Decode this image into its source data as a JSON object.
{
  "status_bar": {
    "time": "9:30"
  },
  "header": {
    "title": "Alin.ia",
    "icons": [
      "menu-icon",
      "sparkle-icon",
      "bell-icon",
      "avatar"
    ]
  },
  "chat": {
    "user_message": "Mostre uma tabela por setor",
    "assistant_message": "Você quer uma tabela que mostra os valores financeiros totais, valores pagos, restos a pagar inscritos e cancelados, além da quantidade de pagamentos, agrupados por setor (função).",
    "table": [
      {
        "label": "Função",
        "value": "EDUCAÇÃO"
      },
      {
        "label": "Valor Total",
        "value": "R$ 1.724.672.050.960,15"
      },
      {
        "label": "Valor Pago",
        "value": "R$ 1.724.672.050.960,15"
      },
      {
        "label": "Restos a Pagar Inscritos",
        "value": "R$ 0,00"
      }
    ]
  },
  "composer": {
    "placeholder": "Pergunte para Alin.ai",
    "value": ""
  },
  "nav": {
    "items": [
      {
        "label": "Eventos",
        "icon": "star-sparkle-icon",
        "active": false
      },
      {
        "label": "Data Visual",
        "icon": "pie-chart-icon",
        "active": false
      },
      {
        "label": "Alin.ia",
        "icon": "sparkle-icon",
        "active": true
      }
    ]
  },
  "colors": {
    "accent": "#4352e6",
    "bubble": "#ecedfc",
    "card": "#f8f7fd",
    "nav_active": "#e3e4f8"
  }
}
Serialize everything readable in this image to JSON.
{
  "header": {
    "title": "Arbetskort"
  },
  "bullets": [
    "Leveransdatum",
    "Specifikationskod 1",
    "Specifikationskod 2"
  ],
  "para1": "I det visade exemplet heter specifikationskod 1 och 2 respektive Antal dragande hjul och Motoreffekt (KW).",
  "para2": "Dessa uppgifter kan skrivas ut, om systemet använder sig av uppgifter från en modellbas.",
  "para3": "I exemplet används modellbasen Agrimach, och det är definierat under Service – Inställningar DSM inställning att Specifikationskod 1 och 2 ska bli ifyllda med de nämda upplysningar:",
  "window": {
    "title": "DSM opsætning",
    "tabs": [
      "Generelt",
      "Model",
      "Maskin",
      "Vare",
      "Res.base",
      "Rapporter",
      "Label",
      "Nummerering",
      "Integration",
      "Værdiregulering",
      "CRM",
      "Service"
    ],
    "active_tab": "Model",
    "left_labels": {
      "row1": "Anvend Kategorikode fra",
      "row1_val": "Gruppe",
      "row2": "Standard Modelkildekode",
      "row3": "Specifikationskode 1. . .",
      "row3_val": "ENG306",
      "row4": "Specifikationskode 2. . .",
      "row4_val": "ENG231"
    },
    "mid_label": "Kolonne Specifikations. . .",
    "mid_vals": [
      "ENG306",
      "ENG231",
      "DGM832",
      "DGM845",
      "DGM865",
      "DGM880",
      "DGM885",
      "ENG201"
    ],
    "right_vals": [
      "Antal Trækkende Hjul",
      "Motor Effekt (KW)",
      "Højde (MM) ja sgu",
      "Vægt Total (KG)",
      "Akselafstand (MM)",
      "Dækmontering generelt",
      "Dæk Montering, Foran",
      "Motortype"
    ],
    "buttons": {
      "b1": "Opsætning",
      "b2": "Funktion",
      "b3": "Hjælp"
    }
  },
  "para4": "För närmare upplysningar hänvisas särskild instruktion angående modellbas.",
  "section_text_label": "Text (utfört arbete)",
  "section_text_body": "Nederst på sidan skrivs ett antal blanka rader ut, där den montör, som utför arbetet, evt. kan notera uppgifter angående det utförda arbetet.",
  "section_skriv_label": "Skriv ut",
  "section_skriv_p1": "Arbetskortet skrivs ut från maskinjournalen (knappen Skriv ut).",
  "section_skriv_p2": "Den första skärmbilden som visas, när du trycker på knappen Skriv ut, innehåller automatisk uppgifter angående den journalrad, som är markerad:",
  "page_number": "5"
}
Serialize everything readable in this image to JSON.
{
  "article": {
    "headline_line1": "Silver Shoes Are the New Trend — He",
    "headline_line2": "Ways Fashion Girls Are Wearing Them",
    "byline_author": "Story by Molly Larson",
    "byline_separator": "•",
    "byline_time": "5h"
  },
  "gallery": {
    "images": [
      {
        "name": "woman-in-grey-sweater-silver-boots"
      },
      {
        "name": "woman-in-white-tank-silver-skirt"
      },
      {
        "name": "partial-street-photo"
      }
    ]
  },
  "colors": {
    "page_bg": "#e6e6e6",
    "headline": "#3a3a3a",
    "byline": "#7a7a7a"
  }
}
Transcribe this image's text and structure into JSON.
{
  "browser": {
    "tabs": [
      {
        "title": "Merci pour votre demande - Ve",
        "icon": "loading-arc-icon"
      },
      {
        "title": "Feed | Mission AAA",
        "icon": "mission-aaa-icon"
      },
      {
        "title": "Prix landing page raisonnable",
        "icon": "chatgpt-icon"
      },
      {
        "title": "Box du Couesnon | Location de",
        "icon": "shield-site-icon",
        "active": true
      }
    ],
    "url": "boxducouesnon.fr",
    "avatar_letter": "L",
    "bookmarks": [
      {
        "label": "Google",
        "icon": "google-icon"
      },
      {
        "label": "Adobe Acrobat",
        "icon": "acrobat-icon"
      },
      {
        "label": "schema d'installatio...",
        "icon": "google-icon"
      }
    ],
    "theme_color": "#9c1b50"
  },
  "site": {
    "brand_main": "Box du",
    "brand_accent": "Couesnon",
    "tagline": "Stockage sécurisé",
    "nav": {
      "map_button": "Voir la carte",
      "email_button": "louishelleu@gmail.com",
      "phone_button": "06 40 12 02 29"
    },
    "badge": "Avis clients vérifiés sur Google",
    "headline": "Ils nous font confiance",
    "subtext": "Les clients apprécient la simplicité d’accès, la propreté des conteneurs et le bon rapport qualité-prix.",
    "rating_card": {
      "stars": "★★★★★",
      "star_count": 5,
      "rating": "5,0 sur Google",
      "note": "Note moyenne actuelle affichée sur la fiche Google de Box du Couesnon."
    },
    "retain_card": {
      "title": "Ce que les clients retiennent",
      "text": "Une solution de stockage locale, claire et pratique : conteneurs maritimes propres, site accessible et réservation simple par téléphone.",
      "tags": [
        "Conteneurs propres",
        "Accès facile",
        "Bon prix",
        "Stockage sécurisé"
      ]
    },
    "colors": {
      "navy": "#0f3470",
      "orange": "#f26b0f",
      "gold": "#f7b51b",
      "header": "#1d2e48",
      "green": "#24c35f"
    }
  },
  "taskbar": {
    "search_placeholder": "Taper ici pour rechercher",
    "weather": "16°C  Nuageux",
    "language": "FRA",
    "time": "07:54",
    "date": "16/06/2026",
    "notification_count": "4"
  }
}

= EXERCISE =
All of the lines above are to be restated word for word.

= YOUR RESPONSE =
Decode this image into its source data as a JSON object.
{
  "status_bar": {
    "time": "9:30"
  },
  "header": {
    "title": "Alin.ia",
    "icons": [
      "menu-icon",
      "sparkle-icon",
      "bell-icon",
      "avatar"
    ]
  },
  "chat": {
    "user_message": "Mostre uma tabela por setor",
    "assistant_message": "Você quer uma tabela que mostra os valores financeiros totais, valores pagos, restos a pagar inscritos e cancelados, além da quantidade de pagamentos, agrupados por setor (função).",
    "table": [
      {
        "label": "Função",
        "value": "EDUCAÇÃO"
      },
      {
        "label": "Valor Total",
        "value": "R$ 1.724.672.050.960,15"
      },
      {
        "label": "Valor Pago",
        "value": "R$ 1.724.672.050.960,15"
      },
      {
        "label": "Restos a Pagar Inscritos",
        "value": "R$ 0,00"
      }
    ]
  },
  "composer": {
    "placeholder": "Pergunte para Alin.ai",
    "value": ""
  },
  "nav": {
    "items": [
      {
        "label": "Eventos",
        "icon": "star-sparkle-icon",
        "active": false
      },
      {
        "label": "Data Visual",
        "icon": "pie-chart-icon",
        "active": false
      },
      {
        "label": "Alin.ia",
        "icon": "sparkle-icon",
        "active": true
      }
    ]
  },
  "colors": {
    "accent": "#4352e6",
    "bubble": "#ecedfc",
    "card": "#f8f7fd",
    "nav_active": "#e3e4f8"
  }
}
Serialize everything readable in this image to JSON.
{
  "header": {
    "title": "Arbetskort"
  },
  "bullets": [
    "Leveransdatum",
    "Specifikationskod 1",
    "Specifikationskod 2"
  ],
  "para1": "I det visade exemplet heter specifikationskod 1 och 2 respektive Antal dragande hjul och Motoreffekt (KW).",
  "para2": "Dessa uppgifter kan skrivas ut, om systemet använder sig av uppgifter från en modellbas.",
  "para3": "I exemplet används modellbasen Agrimach, och det är definierat under Service – Inställningar DSM inställning att Specifikationskod 1 och 2 ska bli ifyllda med de nämda upplysningar:",
  "window": {
    "title": "DSM opsætning",
    "tabs": [
      "Generelt",
      "Model",
      "Maskin",
      "Vare",
      "Res.base",
      "Rapporter",
      "Label",
      "Nummerering",
      "Integration",
      "Værdiregulering",
      "CRM",
      "Service"
    ],
    "active_tab": "Model",
    "left_labels": {
      "row1": "Anvend Kategorikode fra",
      "row1_val": "Gruppe",
      "row2": "Standard Modelkildekode",
      "row3": "Specifikationskode 1. . .",
      "row3_val": "ENG306",
      "row4": "Specifikationskode 2. . .",
      "row4_val": "ENG231"
    },
    "mid_label": "Kolonne Specifikations. . .",
    "mid_vals": [
      "ENG306",
      "ENG231",
      "DGM832",
      "DGM845",
      "DGM865",
      "DGM880",
      "DGM885",
      "ENG201"
    ],
    "right_vals": [
      "Antal Trækkende Hjul",
      "Motor Effekt (KW)",
      "Højde (MM) ja sgu",
      "Vægt Total (KG)",
      "Akselafstand (MM)",
      "Dækmontering generelt",
      "Dæk Montering, Foran",
      "Motortype"
    ],
    "buttons": {
      "b1": "Opsætning",
      "b2": "Funktion",
      "b3": "Hjælp"
    }
  },
  "para4": "För närmare upplysningar hänvisas särskild instruktion angående modellbas.",
  "section_text_label": "Text (utfört arbete)",
  "section_text_body": "Nederst på sidan skrivs ett antal blanka rader ut, där den montör, som utför arbetet, evt. kan notera uppgifter angående det utförda arbetet.",
  "section_skriv_label": "Skriv ut",
  "section_skriv_p1": "Arbetskortet skrivs ut från maskinjournalen (knappen Skriv ut).",
  "section_skriv_p2": "Den första skärmbilden som visas, när du trycker på knappen Skriv ut, innehåller automatisk uppgifter angående den journalrad, som är markerad:",
  "page_number": "5"
}
Serialize everything readable in this image to JSON.
{
  "article": {
    "headline_line1": "Silver Shoes Are the New Trend — He",
    "headline_line2": "Ways Fashion Girls Are Wearing Them",
    "byline_author": "Story by Molly Larson",
    "byline_separator": "•",
    "byline_time": "5h"
  },
  "gallery": {
    "images": [
      {
        "name": "woman-in-grey-sweater-silver-boots"
      },
      {
        "name": "woman-in-white-tank-silver-skirt"
      },
      {
        "name": "partial-street-photo"
      }
    ]
  },
  "colors": {
    "page_bg": "#e6e6e6",
    "headline": "#3a3a3a",
    "byline": "#7a7a7a"
  }
}
Transcribe this image's text and structure into JSON.
{
  "browser": {
    "tabs": [
      {
        "title": "Merci pour votre demande - Ve",
        "icon": "loading-arc-icon"
      },
      {
        "title": "Feed | Mission AAA",
        "icon": "mission-aaa-icon"
      },
      {
        "title": "Prix landing page raisonnable",
        "icon": "chatgpt-icon"
      },
      {
        "title": "Box du Couesnon | Location de",
        "icon": "shield-site-icon",
        "active": true
      }
    ],
    "url": "boxducouesnon.fr",
    "avatar_letter": "L",
    "bookmarks": [
      {
        "label": "Google",
        "icon": "google-icon"
      },
      {
        "label": "Adobe Acrobat",
        "icon": "acrobat-icon"
      },
      {
        "label": "schema d'installatio...",
        "icon": "google-icon"
      }
    ],
    "theme_color": "#9c1b50"
  },
  "site": {
    "brand_main": "Box du",
    "brand_accent": "Couesnon",
    "tagline": "Stockage sécurisé",
    "nav": {
      "map_button": "Voir la carte",
      "email_button": "louishelleu@gmail.com",
      "phone_button": "06 40 12 02 29"
    },
    "badge": "Avis clients vérifiés sur Google",
    "headline": "Ils nous font confiance",
    "subtext": "Les clients apprécient la simplicité d’accès, la propreté des conteneurs et le bon rapport qualité-prix.",
    "rating_card": {
      "stars": "★★★★★",
      "star_count": 5,
      "rating": "5,0 sur Google",
      "note": "Note moyenne actuelle affichée sur la fiche Google de Box du Couesnon."
    },
    "retain_card": {
      "title": "Ce que les clients retiennent",
      "text": "Une solution de stockage locale, claire et pratique : conteneurs maritimes propres, site accessible et réservation simple par téléphone.",
      "tags": [
        "Conteneurs propres",
        "Accès facile",
        "Bon prix",
        "Stockage sécurisé"
      ]
    },
    "colors": {
      "navy": "#0f3470",
      "orange": "#f26b0f",
      "gold": "#f7b51b",
      "header": "#1d2e48",
      "green": "#24c35f"
    }
  },
  "taskbar": {
    "search_placeholder": "Taper ici pour rechercher",
    "weather": "16°C  Nuageux",
    "language": "FRA",
    "time": "07:54",
    "date": "16/06/2026",
    "notification_count": "4"
  }
}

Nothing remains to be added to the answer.